• Excerpted data:
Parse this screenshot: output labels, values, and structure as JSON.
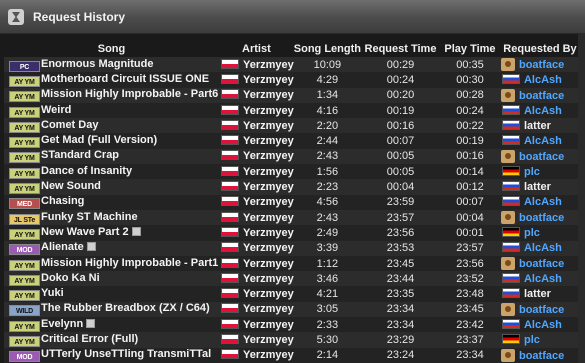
{
  "panel": {
    "title": "Request History"
  },
  "columns": [
    "Song",
    "Artist",
    "Song Length",
    "Request Time",
    "Play Time",
    "Requested By"
  ],
  "rows": [
    {
      "format": "PC",
      "song": "Enormous Magnitude",
      "dl": false,
      "artist": "Yerzmyey",
      "length": "10:09",
      "req_time": "00:29",
      "play_time": "00:35",
      "user": "boatface",
      "user_flag": "avatar"
    },
    {
      "format": "AY YM",
      "song": "Motherboard Circuit ISSUE ONE",
      "dl": false,
      "artist": "Yerzmyey",
      "length": "4:29",
      "req_time": "00:24",
      "play_time": "00:30",
      "user": "AlcAsh",
      "user_flag": "ru"
    },
    {
      "format": "AY YM",
      "song": "Mission Highly Improbable - Part6",
      "dl": false,
      "artist": "Yerzmyey",
      "length": "1:34",
      "req_time": "00:20",
      "play_time": "00:28",
      "user": "boatface",
      "user_flag": "avatar"
    },
    {
      "format": "AY YM",
      "song": "Weird",
      "dl": false,
      "artist": "Yerzmyey",
      "length": "4:16",
      "req_time": "00:19",
      "play_time": "00:24",
      "user": "AlcAsh",
      "user_flag": "ru"
    },
    {
      "format": "AY YM",
      "song": "Comet Day",
      "dl": false,
      "artist": "Yerzmyey",
      "length": "2:20",
      "req_time": "00:16",
      "play_time": "00:22",
      "user": "latter",
      "user_flag": "ru"
    },
    {
      "format": "AY YM",
      "song": "Get Mad (Full Version)",
      "dl": false,
      "artist": "Yerzmyey",
      "length": "2:44",
      "req_time": "00:07",
      "play_time": "00:19",
      "user": "AlcAsh",
      "user_flag": "ru"
    },
    {
      "format": "AY YM",
      "song": "STandard Crap",
      "dl": false,
      "artist": "Yerzmyey",
      "length": "2:43",
      "req_time": "00:05",
      "play_time": "00:16",
      "user": "boatface",
      "user_flag": "avatar"
    },
    {
      "format": "AY YM",
      "song": "Dance of Insanity",
      "dl": false,
      "artist": "Yerzmyey",
      "length": "1:56",
      "req_time": "00:05",
      "play_time": "00:14",
      "user": "plc",
      "user_flag": "de"
    },
    {
      "format": "AY YM",
      "song": "New Sound",
      "dl": false,
      "artist": "Yerzmyey",
      "length": "2:23",
      "req_time": "00:04",
      "play_time": "00:12",
      "user": "latter",
      "user_flag": "ru"
    },
    {
      "format": "MED",
      "song": "Chasing",
      "dl": false,
      "artist": "Yerzmyey",
      "length": "4:56",
      "req_time": "23:59",
      "play_time": "00:07",
      "user": "AlcAsh",
      "user_flag": "ru"
    },
    {
      "format": "JL STe",
      "song": "Funky ST Machine",
      "dl": false,
      "artist": "Yerzmyey",
      "length": "2:43",
      "req_time": "23:57",
      "play_time": "00:04",
      "user": "boatface",
      "user_flag": "avatar"
    },
    {
      "format": "AY YM",
      "song": "New Wave Part 2",
      "dl": true,
      "artist": "Yerzmyey",
      "length": "2:49",
      "req_time": "23:56",
      "play_time": "00:01",
      "user": "plc",
      "user_flag": "de"
    },
    {
      "format": "MOD",
      "song": "Alienate",
      "dl": true,
      "artist": "Yerzmyey",
      "length": "3:39",
      "req_time": "23:53",
      "play_time": "23:57",
      "user": "AlcAsh",
      "user_flag": "ru"
    },
    {
      "format": "AY YM",
      "song": "Mission Highly Improbable - Part1",
      "dl": false,
      "artist": "Yerzmyey",
      "length": "1:12",
      "req_time": "23:45",
      "play_time": "23:56",
      "user": "boatface",
      "user_flag": "avatar"
    },
    {
      "format": "AY YM",
      "song": "Doko Ka Ni",
      "dl": false,
      "artist": "Yerzmyey",
      "length": "3:46",
      "req_time": "23:44",
      "play_time": "23:52",
      "user": "AlcAsh",
      "user_flag": "ru"
    },
    {
      "format": "AY YM",
      "song": "Yuki",
      "dl": false,
      "artist": "Yerzmyey",
      "length": "4:21",
      "req_time": "23:35",
      "play_time": "23:48",
      "user": "latter",
      "user_flag": "ru"
    },
    {
      "format": "WILD",
      "song": "The Rubber Breadbox (ZX / C64)",
      "dl": false,
      "artist": "Yerzmyey",
      "length": "3:05",
      "req_time": "23:34",
      "play_time": "23:45",
      "user": "boatface",
      "user_flag": "avatar"
    },
    {
      "format": "AY YM",
      "song": "Evelynn",
      "dl": true,
      "artist": "Yerzmyey",
      "length": "2:33",
      "req_time": "23:34",
      "play_time": "23:42",
      "user": "AlcAsh",
      "user_flag": "ru"
    },
    {
      "format": "AY YM",
      "song": "Critical Error (Full)",
      "dl": false,
      "artist": "Yerzmyey",
      "length": "5:30",
      "req_time": "23:29",
      "play_time": "23:37",
      "user": "plc",
      "user_flag": "de"
    },
    {
      "format": "MOD",
      "song": "UTTerly UnseTTling TransmiTTal",
      "dl": false,
      "artist": "Yerzmyey",
      "length": "2:14",
      "req_time": "23:24",
      "play_time": "23:34",
      "user": "boatface",
      "user_flag": "avatar"
    }
  ],
  "colors": {
    "link": "#4fa7ff",
    "row_a": "#2c2c2c",
    "row_b": "#232323"
  }
}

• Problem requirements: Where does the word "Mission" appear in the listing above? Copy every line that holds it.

• Solution to this task:
      "song": "Mission Highly Improbable - Part6",
      "song": "Mission Highly Improbable - Part1",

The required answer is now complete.